February 20, 2018 – Discovering
Don’t be fearful of challenging your customer just because they have an idea or preconceived notion of what they think they need. It’s not always the right solution. Don’t be afraid to ask questions about why they think it is the right solution. It’s your job as a Trusted Advisor to guide their direction.
February 13, 2018 – Closing
Be aware of the right time to move the sales process to the close. While buying signs are a positive element and a good gauge you are headed in the right direction, they do not always mean it is time to close. The right measuring stick is to validate that you have a clear understanding of your customers’ needs and have offered the correct solution which the customer has confirmed. Then it is the right time to close.
February 6, 2018 – Presenting
Discussing consequences of inaction with a customer requires a little finesse. It’s not pushing. It’s not being argumentative. It’s not frightening your customer with a list of negative effects. Instead, getting your customer to acknowledge consequences is about getting him to look at the other side of things and consider the risks of inaction. It’s about being a consultant, someone who can provide valuable insights the customer might not be considering.
January 30, 2018 – Presenting
Utilizing social proof, addressing alternative options, and acknowledging consequences are effective ways to strengthen the solution you have suggested to your customer. Doing so helps instill in him greater confidence in the purchase decision – and in you as a trusted advisor.
January 23, 2018 – Presenting
There is power in simplicity when it comes to presenting. Sales presentations aren’t about discussing every single piece of data, every specification, every feature, and every benefit. It’s not about delivering a twenty-minute monologue accompanied by eighty PowerPoint slides. It’s about sharing a targeted presentation that identifies solutions in a way that is tailored to meet the customer’s needs.
January 16, 2018 – Discovering
Phrasing questions in the right way can help you elicit quality information that helps you uncover your customer’s needs. But even more than that, asking the right questions in the right way at the right time can help you uncover not only what the customer thinks he needs but also myriad possibilities the customer might never have even thought of. Questioning can help you dig deeper, allowing your customer to think beyond what must be done or what should be done to what could be done.
January 9, 2018 – Discovering
During no point in the sales process should you push forward if the customer isn’t ready. It’s a common pifall for sales reps to fall into that old always-be-closing mentality, but that almost always backfires. Don’t rush your customer through the sales process. Allow her time to ask questions. Listen to her answers. Ask for feedback. Address alternative options that she is considering.
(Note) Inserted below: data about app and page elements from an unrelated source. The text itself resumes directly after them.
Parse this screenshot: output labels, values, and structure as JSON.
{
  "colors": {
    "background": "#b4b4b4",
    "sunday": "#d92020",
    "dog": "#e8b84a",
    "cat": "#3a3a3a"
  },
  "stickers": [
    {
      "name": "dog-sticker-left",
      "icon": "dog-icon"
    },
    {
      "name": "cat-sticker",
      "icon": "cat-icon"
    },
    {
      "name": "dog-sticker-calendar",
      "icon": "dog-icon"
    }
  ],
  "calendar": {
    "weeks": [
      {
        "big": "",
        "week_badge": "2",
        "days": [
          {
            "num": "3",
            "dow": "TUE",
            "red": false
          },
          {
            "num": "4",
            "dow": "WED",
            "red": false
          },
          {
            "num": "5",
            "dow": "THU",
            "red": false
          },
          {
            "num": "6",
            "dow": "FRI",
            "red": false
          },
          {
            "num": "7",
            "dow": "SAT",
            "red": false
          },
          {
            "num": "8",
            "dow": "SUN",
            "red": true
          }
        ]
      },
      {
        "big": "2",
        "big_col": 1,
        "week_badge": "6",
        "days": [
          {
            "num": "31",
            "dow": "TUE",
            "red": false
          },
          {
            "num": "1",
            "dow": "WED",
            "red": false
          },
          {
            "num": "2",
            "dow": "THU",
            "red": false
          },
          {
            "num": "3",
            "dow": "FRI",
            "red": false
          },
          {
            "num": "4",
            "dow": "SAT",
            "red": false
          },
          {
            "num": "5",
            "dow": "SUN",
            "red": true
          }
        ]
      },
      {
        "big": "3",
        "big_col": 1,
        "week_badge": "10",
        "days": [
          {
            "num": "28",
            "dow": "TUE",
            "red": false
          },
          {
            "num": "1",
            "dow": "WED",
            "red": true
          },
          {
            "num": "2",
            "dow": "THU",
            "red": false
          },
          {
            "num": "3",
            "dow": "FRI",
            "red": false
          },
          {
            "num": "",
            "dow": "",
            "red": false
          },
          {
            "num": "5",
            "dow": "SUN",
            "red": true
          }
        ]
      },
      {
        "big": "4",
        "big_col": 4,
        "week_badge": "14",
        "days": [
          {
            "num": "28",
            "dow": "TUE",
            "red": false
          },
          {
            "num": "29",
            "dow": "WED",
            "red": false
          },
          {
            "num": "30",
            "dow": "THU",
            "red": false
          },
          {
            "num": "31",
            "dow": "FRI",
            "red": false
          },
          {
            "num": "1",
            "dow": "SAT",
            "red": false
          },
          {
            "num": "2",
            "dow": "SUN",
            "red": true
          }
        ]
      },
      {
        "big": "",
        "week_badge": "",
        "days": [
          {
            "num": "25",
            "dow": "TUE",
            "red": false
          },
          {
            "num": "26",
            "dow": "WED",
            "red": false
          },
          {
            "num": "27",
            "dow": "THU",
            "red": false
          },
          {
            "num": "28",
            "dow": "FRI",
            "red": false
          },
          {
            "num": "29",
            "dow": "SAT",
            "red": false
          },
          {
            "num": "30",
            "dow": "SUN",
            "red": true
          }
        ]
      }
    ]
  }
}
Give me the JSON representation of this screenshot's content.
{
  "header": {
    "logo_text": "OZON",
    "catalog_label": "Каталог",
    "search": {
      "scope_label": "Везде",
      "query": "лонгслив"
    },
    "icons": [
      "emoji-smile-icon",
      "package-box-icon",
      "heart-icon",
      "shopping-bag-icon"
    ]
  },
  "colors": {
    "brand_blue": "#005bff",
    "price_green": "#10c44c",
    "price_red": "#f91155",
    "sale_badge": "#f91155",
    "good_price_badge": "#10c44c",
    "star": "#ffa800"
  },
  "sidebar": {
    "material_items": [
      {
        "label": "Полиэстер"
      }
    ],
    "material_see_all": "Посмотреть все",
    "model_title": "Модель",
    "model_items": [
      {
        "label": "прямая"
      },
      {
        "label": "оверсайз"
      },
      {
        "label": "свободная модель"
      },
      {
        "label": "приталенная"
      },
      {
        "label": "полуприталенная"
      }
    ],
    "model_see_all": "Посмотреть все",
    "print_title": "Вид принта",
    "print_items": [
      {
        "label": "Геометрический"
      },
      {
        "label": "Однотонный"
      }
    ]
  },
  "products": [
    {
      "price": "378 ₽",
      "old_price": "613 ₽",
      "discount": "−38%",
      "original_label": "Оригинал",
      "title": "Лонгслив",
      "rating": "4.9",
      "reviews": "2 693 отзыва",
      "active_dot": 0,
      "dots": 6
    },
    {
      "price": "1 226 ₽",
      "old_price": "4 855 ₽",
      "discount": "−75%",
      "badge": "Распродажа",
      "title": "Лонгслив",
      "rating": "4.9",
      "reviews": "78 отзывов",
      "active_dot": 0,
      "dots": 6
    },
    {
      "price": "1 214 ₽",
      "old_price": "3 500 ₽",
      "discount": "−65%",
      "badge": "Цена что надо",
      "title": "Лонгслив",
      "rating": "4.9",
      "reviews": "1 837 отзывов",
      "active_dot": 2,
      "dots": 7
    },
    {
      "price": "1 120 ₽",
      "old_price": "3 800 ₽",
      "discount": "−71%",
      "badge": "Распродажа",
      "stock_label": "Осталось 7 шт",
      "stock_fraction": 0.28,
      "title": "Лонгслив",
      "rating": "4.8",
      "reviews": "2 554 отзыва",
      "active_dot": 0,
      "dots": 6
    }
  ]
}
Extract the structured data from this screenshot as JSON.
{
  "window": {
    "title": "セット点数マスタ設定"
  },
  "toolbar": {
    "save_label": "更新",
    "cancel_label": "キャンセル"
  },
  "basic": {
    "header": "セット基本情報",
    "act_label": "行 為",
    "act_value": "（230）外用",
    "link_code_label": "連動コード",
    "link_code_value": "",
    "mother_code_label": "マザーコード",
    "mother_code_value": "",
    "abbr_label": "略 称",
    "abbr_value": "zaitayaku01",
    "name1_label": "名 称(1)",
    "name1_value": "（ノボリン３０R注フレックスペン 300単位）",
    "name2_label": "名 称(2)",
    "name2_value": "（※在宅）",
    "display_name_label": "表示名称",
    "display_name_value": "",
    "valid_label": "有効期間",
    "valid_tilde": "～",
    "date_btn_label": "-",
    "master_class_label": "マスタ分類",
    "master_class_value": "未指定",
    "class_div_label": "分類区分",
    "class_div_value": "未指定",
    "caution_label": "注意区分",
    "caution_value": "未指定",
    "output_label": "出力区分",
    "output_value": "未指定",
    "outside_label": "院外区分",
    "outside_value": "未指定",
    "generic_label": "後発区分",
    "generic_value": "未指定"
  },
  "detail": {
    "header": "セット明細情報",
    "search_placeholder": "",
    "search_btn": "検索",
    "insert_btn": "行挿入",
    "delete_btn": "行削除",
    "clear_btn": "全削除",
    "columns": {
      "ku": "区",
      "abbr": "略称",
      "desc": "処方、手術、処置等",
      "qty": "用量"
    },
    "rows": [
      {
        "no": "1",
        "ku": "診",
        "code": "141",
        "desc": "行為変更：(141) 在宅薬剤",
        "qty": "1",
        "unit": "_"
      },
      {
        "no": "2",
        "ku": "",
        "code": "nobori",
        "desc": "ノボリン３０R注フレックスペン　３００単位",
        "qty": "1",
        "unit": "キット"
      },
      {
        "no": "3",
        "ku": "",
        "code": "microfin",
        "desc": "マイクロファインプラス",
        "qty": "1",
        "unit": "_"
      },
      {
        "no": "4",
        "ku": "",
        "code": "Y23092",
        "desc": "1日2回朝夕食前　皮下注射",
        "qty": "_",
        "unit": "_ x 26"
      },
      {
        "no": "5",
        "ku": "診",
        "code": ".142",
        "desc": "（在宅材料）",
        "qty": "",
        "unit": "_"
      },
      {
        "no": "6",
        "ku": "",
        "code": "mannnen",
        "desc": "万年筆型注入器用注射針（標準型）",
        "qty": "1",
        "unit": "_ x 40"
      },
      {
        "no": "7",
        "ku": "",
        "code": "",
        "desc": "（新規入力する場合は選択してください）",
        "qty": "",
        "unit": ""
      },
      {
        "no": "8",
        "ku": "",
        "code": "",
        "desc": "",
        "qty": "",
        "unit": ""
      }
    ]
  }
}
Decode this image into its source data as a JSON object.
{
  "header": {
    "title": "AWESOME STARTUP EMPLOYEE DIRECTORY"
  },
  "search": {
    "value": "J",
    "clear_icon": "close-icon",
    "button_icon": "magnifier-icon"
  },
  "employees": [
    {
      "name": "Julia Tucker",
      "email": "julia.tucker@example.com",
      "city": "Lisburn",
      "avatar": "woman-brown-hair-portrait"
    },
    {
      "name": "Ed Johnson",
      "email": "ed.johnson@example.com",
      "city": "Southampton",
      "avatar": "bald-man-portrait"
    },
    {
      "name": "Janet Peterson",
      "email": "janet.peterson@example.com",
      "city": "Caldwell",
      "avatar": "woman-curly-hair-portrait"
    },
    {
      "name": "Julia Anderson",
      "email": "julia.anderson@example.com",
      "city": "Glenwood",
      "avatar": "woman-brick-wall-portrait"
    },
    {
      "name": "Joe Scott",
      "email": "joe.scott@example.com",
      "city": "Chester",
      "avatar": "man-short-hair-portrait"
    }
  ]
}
Discuss what the consequences of her go or no-go decision might be.
January 2, 2018 – Presenting
After every sales interaction, do some reflecting to help plan and determine your objectives for the next call so you can accelerate the sales process and close more deals. If you don’t do this, you won’t be able to adjust and make the next call more productive. Failing to reflect just makes it that much more difficult to plan for the next interaction with your customer.
December 26, 2017 – Discovering
One of the easiest ways to move from order taker to trusted advisor is by asking thoughtful questions designed to get your customers to open up and think differently about their particular situation. Top performers focus more on asking questions than on regurgitating information about how great they, their organization, and their products and services are. Because of that, top performing sales professionals more quickly and more effectively build credibility.
December 19, 2017 – Opening
Building rapport with your customer goes beyond making friendly banter. Don’t assume that because your customer is friendly and personable or pleasant that you’ve built rapport. Rapport is built over time, and it takes constant work, as with any relationship.